__What you need to do__
Search the entries below for "background". Report each line where it occurs.

__Material shown__
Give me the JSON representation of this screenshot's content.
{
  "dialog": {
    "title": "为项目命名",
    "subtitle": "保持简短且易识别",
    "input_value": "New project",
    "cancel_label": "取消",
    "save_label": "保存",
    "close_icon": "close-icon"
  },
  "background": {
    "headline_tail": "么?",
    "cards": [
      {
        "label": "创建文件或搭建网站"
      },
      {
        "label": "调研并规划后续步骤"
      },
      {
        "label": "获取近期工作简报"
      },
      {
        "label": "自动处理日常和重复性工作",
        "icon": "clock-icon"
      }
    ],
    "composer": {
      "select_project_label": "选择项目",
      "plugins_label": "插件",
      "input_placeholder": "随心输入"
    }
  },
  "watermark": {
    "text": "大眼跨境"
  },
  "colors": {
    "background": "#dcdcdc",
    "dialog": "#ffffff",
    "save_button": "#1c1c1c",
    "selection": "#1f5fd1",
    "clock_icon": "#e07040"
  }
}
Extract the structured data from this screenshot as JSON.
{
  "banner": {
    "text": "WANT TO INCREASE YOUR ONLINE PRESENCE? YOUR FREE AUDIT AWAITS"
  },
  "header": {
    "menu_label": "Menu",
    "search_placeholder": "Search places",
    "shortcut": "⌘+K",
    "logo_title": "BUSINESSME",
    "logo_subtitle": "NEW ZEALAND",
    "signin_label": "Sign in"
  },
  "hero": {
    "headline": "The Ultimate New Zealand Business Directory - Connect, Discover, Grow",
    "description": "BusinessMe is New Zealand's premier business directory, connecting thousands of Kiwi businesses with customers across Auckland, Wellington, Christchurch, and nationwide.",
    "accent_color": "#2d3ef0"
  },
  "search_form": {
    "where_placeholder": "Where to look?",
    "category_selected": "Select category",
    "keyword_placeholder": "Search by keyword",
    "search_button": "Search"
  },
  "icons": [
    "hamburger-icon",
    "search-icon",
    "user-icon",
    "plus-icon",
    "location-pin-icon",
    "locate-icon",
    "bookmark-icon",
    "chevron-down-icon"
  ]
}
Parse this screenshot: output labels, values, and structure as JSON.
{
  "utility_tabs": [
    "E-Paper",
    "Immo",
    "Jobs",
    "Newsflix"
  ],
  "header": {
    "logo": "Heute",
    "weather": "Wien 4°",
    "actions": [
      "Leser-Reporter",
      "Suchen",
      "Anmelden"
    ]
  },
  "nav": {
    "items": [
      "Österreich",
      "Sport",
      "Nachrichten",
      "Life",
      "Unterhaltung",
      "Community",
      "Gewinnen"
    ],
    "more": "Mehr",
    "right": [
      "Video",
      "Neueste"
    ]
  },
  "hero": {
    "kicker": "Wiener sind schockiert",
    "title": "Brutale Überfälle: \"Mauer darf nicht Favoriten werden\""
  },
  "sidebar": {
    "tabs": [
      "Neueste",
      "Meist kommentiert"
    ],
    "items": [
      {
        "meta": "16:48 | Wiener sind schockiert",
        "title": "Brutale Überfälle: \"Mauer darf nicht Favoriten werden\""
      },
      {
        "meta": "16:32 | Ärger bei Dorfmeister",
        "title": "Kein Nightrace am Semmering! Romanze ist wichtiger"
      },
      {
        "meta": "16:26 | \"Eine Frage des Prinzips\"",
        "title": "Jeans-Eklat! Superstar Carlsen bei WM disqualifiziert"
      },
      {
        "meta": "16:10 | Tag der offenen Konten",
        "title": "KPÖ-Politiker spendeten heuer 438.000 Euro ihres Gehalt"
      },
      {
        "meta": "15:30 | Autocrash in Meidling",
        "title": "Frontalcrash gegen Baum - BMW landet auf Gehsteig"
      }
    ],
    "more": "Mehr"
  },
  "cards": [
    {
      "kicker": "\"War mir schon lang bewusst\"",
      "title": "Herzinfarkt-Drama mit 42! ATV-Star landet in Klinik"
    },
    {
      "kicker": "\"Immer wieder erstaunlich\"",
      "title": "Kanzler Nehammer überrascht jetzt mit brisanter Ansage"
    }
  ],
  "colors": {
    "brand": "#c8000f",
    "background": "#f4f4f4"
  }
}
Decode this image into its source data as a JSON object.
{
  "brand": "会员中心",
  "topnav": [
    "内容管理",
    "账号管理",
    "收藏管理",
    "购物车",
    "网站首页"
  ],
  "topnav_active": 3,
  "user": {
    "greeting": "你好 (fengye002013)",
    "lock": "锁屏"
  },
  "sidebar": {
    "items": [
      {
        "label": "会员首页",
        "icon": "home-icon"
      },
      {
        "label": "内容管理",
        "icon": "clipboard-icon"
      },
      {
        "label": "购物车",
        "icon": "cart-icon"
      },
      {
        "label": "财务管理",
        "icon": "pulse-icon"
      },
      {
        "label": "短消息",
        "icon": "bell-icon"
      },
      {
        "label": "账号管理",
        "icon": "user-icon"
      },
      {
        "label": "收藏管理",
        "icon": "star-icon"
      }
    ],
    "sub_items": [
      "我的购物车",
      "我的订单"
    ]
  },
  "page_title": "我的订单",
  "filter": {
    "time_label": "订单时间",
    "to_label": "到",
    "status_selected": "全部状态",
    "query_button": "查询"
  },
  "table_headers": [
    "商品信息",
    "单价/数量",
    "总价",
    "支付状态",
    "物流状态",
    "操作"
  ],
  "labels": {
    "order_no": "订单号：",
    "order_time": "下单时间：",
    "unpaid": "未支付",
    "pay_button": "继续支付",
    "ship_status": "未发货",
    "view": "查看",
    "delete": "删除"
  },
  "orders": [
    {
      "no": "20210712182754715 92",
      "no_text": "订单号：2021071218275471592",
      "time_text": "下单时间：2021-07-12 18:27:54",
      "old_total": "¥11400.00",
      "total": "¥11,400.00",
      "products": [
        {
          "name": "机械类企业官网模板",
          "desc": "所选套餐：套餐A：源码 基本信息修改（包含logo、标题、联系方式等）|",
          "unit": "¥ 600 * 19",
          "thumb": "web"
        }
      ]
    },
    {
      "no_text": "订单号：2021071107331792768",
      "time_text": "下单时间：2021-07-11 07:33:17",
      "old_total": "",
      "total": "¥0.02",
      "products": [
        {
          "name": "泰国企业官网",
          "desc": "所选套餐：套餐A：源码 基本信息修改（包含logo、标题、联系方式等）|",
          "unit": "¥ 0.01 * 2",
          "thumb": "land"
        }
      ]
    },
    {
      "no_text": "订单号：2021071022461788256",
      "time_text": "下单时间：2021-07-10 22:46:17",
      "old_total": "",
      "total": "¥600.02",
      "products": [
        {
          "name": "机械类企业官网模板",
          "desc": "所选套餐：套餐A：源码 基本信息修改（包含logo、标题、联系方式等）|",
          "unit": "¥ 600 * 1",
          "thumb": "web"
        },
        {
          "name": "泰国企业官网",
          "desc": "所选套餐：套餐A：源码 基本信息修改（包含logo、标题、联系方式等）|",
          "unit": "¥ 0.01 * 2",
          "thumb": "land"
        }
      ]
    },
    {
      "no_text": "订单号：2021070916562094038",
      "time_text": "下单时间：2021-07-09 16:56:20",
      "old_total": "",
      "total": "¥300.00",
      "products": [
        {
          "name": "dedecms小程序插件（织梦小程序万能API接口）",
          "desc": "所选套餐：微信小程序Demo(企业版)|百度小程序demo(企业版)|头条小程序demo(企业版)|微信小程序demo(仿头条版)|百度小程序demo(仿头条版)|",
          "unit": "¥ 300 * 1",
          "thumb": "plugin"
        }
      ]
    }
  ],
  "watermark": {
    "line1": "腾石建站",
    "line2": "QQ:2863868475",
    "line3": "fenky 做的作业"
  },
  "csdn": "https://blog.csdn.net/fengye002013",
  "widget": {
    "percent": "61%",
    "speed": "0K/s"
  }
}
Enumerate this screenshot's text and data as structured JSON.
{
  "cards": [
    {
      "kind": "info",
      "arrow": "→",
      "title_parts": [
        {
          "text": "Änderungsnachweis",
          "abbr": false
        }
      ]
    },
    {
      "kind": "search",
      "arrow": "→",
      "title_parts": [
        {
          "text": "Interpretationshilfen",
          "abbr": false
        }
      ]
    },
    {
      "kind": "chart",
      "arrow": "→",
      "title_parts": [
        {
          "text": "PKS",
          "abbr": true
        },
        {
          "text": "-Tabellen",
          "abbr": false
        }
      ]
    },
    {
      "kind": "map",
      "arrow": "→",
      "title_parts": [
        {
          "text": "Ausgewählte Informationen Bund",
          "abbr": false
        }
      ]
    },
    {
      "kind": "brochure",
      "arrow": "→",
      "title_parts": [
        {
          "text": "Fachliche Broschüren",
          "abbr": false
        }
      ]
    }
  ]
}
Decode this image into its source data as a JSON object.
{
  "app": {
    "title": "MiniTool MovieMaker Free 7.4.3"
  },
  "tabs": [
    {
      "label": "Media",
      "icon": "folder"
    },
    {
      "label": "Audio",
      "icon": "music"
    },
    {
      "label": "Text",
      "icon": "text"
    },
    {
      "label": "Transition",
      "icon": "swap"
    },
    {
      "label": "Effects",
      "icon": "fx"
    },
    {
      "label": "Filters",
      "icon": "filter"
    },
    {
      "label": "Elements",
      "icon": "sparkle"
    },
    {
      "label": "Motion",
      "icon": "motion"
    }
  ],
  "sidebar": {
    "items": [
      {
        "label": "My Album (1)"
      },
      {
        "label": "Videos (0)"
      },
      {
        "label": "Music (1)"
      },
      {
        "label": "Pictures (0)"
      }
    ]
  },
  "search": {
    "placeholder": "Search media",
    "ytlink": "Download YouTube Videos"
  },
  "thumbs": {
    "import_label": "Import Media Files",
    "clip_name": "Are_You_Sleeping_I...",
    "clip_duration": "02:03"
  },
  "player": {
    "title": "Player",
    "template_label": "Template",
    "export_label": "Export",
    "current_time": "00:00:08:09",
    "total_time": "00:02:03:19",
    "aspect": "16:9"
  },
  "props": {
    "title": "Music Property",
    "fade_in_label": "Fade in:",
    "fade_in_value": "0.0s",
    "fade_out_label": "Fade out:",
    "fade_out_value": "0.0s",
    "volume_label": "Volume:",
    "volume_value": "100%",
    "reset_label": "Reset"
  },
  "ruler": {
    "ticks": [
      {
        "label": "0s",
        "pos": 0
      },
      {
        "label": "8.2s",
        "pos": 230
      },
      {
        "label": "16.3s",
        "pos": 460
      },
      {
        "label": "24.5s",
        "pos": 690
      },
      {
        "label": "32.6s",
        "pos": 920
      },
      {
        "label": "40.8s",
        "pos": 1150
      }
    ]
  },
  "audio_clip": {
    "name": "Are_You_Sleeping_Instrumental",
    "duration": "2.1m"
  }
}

__Response area__
  "background": {
    "background": "#dcdcdc",
    "background": "#f4f4f4"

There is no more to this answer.